§ **What you need to do**:
Say how many lines in the records hold the word "Libraries", and give nothing but that number.

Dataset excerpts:
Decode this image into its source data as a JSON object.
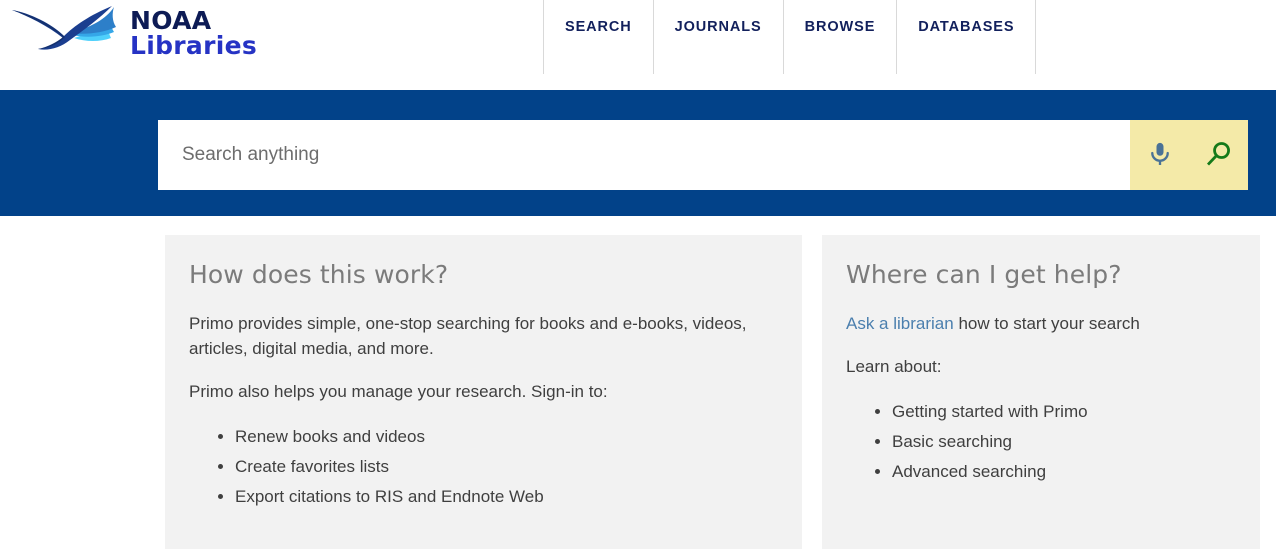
{
  "brand": {
    "name": "NOAA Libraries",
    "line1": "NOAA",
    "line2": "Libraries",
    "logo_icon": "noaa-seagull-logo",
    "colors": {
      "line1": "#0d1b55",
      "line2": "#2633c4",
      "bird_dark": "#1b3b8b",
      "bird_mid": "#2f7fd0",
      "bird_light": "#3fc3f5"
    }
  },
  "nav": {
    "items": [
      {
        "label": "SEARCH"
      },
      {
        "label": "JOURNALS"
      },
      {
        "label": "BROWSE"
      },
      {
        "label": "DATABASES"
      }
    ]
  },
  "search": {
    "placeholder": "Search anything",
    "value": "",
    "mic_icon": "microphone-icon",
    "submit_icon": "magnifier-icon",
    "band_color": "#024289",
    "actions_bg": "#f4eaa8",
    "mic_color": "#4a7296",
    "magnifier_color": "#157a19"
  },
  "cards": {
    "left": {
      "title": "How does this work?",
      "paragraphs": [
        "Primo provides simple, one-stop searching for books and e-books, videos, articles, digital media, and more.",
        "Primo also helps you manage your research. Sign-in to:"
      ],
      "list": [
        "Renew books and videos",
        "Create favorites lists",
        "Export citations to RIS and Endnote Web"
      ]
    },
    "right": {
      "title": "Where can I get help?",
      "help_link_text": "Ask a librarian",
      "help_line_rest": " how to start your search",
      "learn_label": "Learn about:",
      "list": [
        "Getting started with Primo",
        "Basic searching",
        "Advanced searching"
      ]
    }
  }
}
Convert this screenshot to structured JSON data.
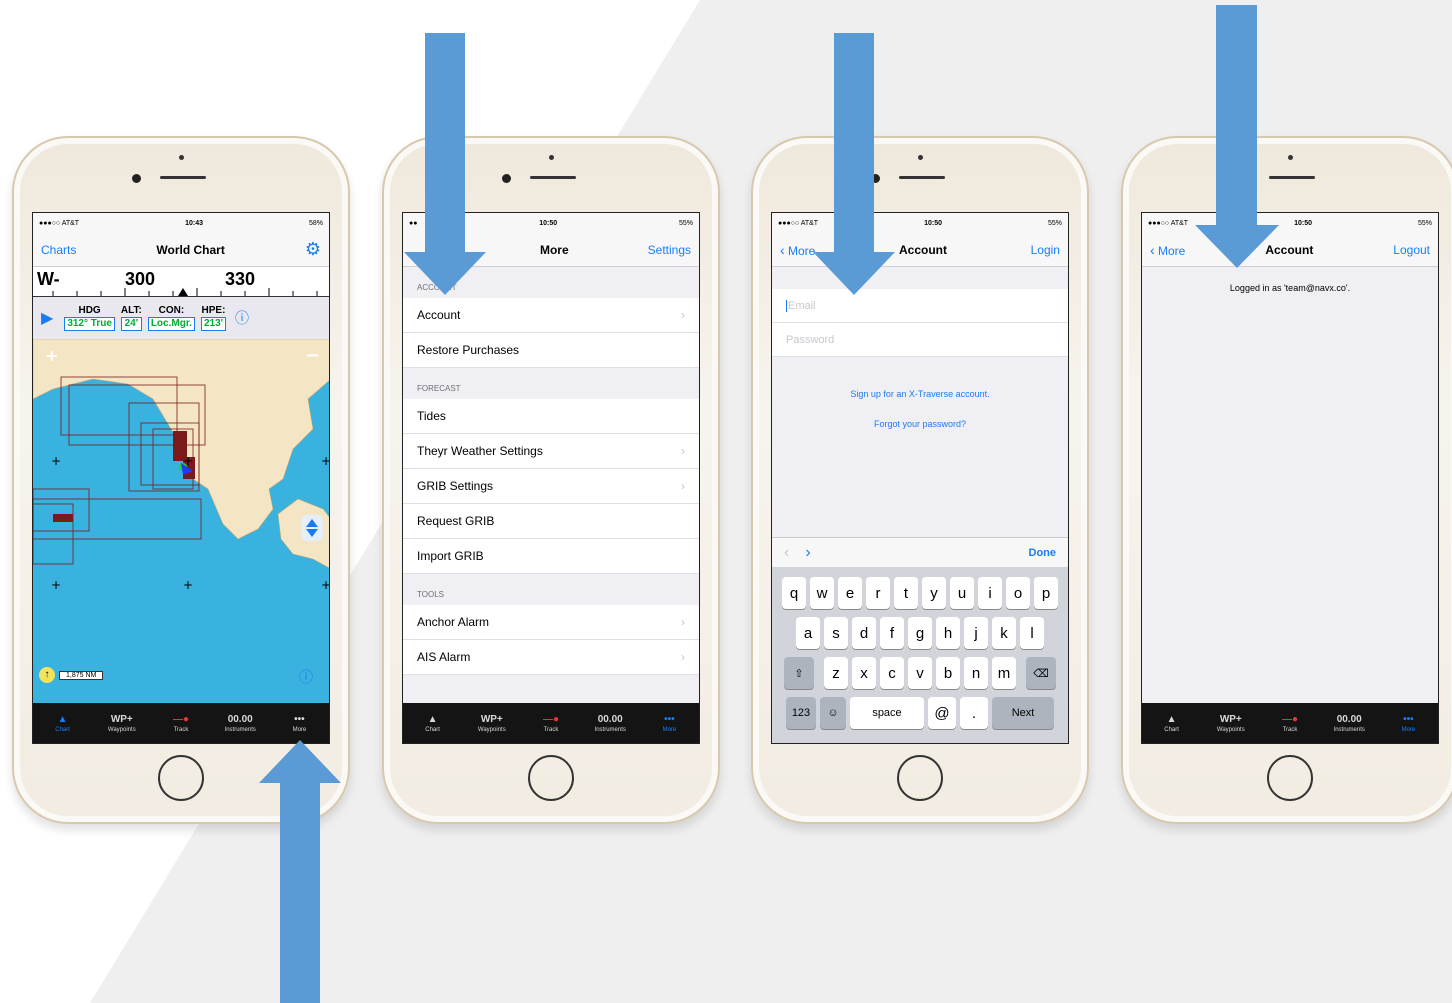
{
  "colors": {
    "accent": "#1a7cf5",
    "arrow": "#5b9bd5",
    "sea": "#39b2e0",
    "land": "#f4e6c4"
  },
  "phone1": {
    "status": {
      "carrier": "●●●○○ AT&T",
      "time": "10:43",
      "battery": "58%"
    },
    "nav": {
      "left": "Charts",
      "title": "World Chart",
      "right_icon": "gear-icon"
    },
    "ruler": {
      "prefix": "W-",
      "mark1": "300",
      "mark2": "330"
    },
    "info": [
      {
        "label": "HDG",
        "value": "312° True"
      },
      {
        "label": "ALT:",
        "value": "24'"
      },
      {
        "label": "CON:",
        "value": "Loc.Mgr."
      },
      {
        "label": "HPE:",
        "value": "213'"
      }
    ],
    "scale": "1,875 NM",
    "tabs": [
      {
        "glyph": "▲",
        "label": "Chart"
      },
      {
        "glyph": "WP+",
        "label": "Waypoints"
      },
      {
        "glyph": "—●",
        "label": "Track"
      },
      {
        "glyph": "00.00",
        "label": "Instruments"
      },
      {
        "glyph": "•••",
        "label": "More"
      }
    ]
  },
  "phone2": {
    "status": {
      "carrier": "●●",
      "time": "10:50",
      "battery": "55%"
    },
    "nav": {
      "title": "More",
      "right": "Settings"
    },
    "sections": [
      {
        "header": "ACCOUNT",
        "rows": [
          {
            "label": "Account",
            "chevron": true
          },
          {
            "label": "Restore Purchases",
            "chevron": false
          }
        ]
      },
      {
        "header": "FORECAST",
        "rows": [
          {
            "label": "Tides",
            "chevron": false
          },
          {
            "label": "Theyr Weather Settings",
            "chevron": true
          },
          {
            "label": "GRIB Settings",
            "chevron": true
          },
          {
            "label": "Request GRIB",
            "chevron": false
          },
          {
            "label": "Import GRIB",
            "chevron": false
          }
        ]
      },
      {
        "header": "TOOLS",
        "rows": [
          {
            "label": "Anchor Alarm",
            "chevron": true
          },
          {
            "label": "AIS Alarm",
            "chevron": true
          }
        ]
      }
    ],
    "tabs": [
      {
        "glyph": "▲",
        "label": "Chart"
      },
      {
        "glyph": "WP+",
        "label": "Waypoints"
      },
      {
        "glyph": "—●",
        "label": "Track"
      },
      {
        "glyph": "00.00",
        "label": "Instruments"
      },
      {
        "glyph": "•••",
        "label": "More"
      }
    ]
  },
  "phone3": {
    "status": {
      "carrier": "●●●○○ AT&T",
      "time": "10:50",
      "battery": "55%"
    },
    "nav": {
      "back": "More",
      "title": "Account",
      "right": "Login"
    },
    "email_placeholder": "Email",
    "password_placeholder": "Password",
    "signup": "Sign up for an X-Traverse account.",
    "forgot": "Forgot your password?",
    "toolbar_done": "Done",
    "keys_row1": [
      "q",
      "w",
      "e",
      "r",
      "t",
      "y",
      "u",
      "i",
      "o",
      "p"
    ],
    "keys_row2": [
      "a",
      "s",
      "d",
      "f",
      "g",
      "h",
      "j",
      "k",
      "l"
    ],
    "keys_row3": [
      "z",
      "x",
      "c",
      "v",
      "b",
      "n",
      "m"
    ],
    "key_123": "123",
    "key_space": "space",
    "key_at": "@",
    "key_dot": ".",
    "key_next": "Next"
  },
  "phone4": {
    "status": {
      "carrier": "●●●○○ AT&T",
      "time": "10:50",
      "battery": "55%"
    },
    "nav": {
      "back": "More",
      "title": "Account",
      "right": "Logout"
    },
    "message": "Logged in as 'team@navx.co'.",
    "tabs": [
      {
        "glyph": "▲",
        "label": "Chart"
      },
      {
        "glyph": "WP+",
        "label": "Waypoints"
      },
      {
        "glyph": "—●",
        "label": "Track"
      },
      {
        "glyph": "00.00",
        "label": "Instruments"
      },
      {
        "glyph": "•••",
        "label": "More"
      }
    ]
  }
}
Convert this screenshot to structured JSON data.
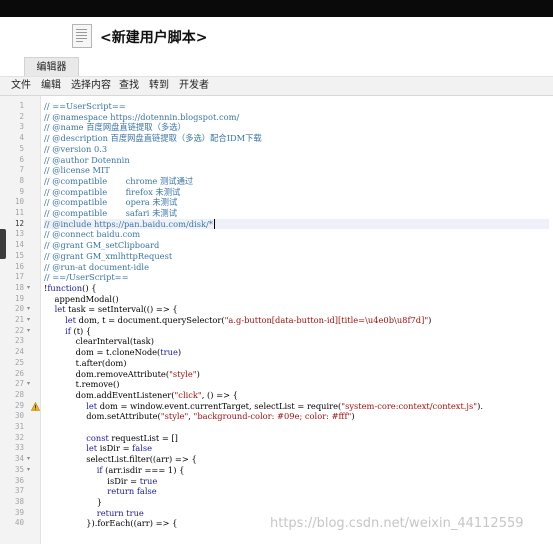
{
  "header": {
    "title": "<新建用户脚本>",
    "icon": "script-document-icon"
  },
  "tabs": [
    {
      "label": "编辑器"
    }
  ],
  "menu": [
    "文件",
    "编辑",
    "选择内容",
    "查找",
    "转到",
    "开发者"
  ],
  "editor": {
    "current_line": 12,
    "warning_line": 29,
    "fold_lines": [
      18,
      20,
      21,
      22,
      27,
      34,
      35
    ],
    "lines": [
      "// ==UserScript==",
      "// @namespace https://dotennin.blogspot.com/",
      "// @name 百度网盘直链提取（多选）",
      "// @description 百度网盘直链提取（多选）配合IDM下载",
      "// @version 0.3",
      "// @author Dotennin",
      "// @license MIT",
      "// @compatible       chrome 测试通过",
      "// @compatible       firefox 未测试",
      "// @compatible       opera 未测试",
      "// @compatible       safari 未测试",
      "// @include https://pan.baidu.com/disk/*",
      "// @connect baidu.com",
      "// @grant GM_setClipboard",
      "// @grant GM_xmlhttpRequest",
      "// @run-at document-idle",
      "// ==/UserScript==",
      "!function() {",
      "    appendModal()",
      "    let task = setInterval(() => {",
      "        let dom, t = document.querySelector(\"a.g-button[data-button-id][title=\\u4e0b\\u8f7d]\")",
      "        if (t) {",
      "            clearInterval(task)",
      "            dom = t.cloneNode(true)",
      "            t.after(dom)",
      "            dom.removeAttribute(\"style\")",
      "            t.remove()",
      "            dom.addEventListener(\"click\", () => {",
      "                let dom = window.event.currentTarget, selectList = require(\"system-core:context/context.js\").",
      "                dom.setAttribute(\"style\", \"background-color: #09e; color: #fff\")",
      "",
      "                const requestList = []",
      "                let isDir = false",
      "                selectList.filter((arr) => {",
      "                    if (arr.isdir === 1) {",
      "                        isDir = true",
      "                        return false",
      "                    }",
      "                    return true",
      "                }).forEach((arr) => {"
    ]
  },
  "watermark": "https://blog.csdn.net/weixin_44112559"
}
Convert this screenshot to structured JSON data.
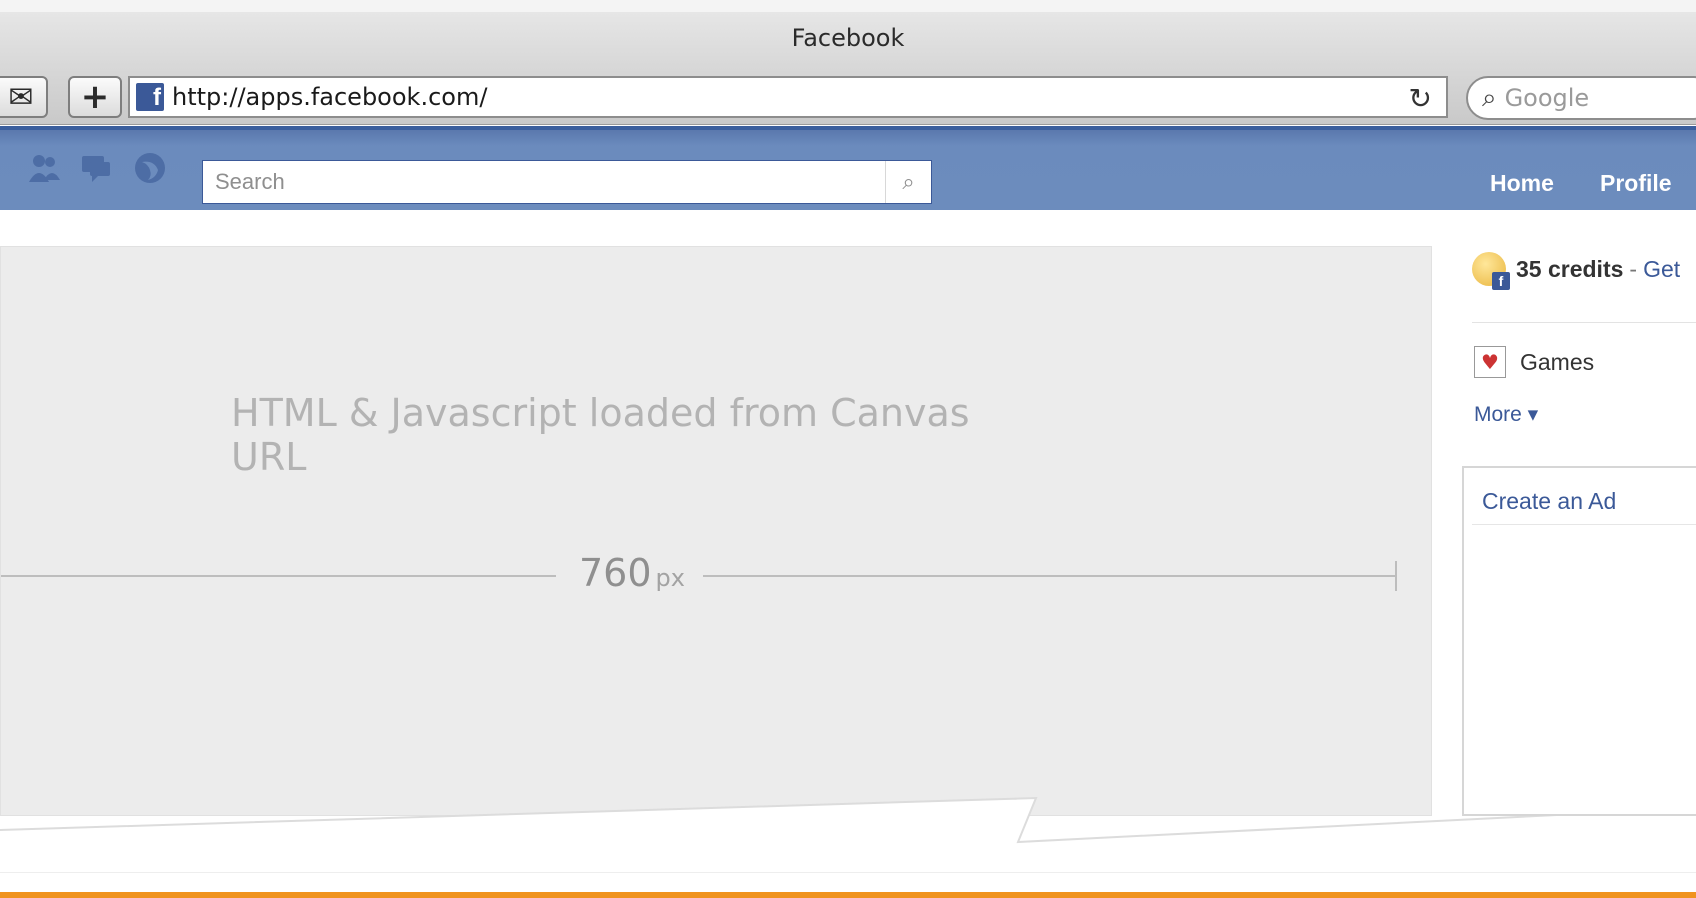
{
  "browser": {
    "window_title": "Facebook",
    "url": "http://apps.facebook.com/",
    "search_placeholder": "Google",
    "favicon_letter": "f",
    "icons": [
      "mail-icon",
      "plus-icon",
      "reload-icon",
      "magnifier-icon"
    ]
  },
  "facebook": {
    "search_placeholder": "Search",
    "nav": {
      "home": "Home",
      "profile": "Profile"
    },
    "jewel_icons": [
      "friends-icon",
      "messages-icon",
      "notifications-icon"
    ],
    "brand_color": "#3b5998"
  },
  "canvas": {
    "caption": "HTML & Javascript loaded from Canvas URL",
    "width_value": "760",
    "width_unit": "px"
  },
  "sidebar": {
    "credits": "35 credits",
    "credits_separator": "-",
    "credits_link": "Get",
    "games_label": "Games",
    "more_label": "More ▾",
    "ad_title": "Create an Ad"
  },
  "colors": {
    "accent_orange": "#f0931e",
    "link_blue": "#3b5998",
    "canvas_gray": "#ececec"
  }
}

§ **Solution to this exercise**:
2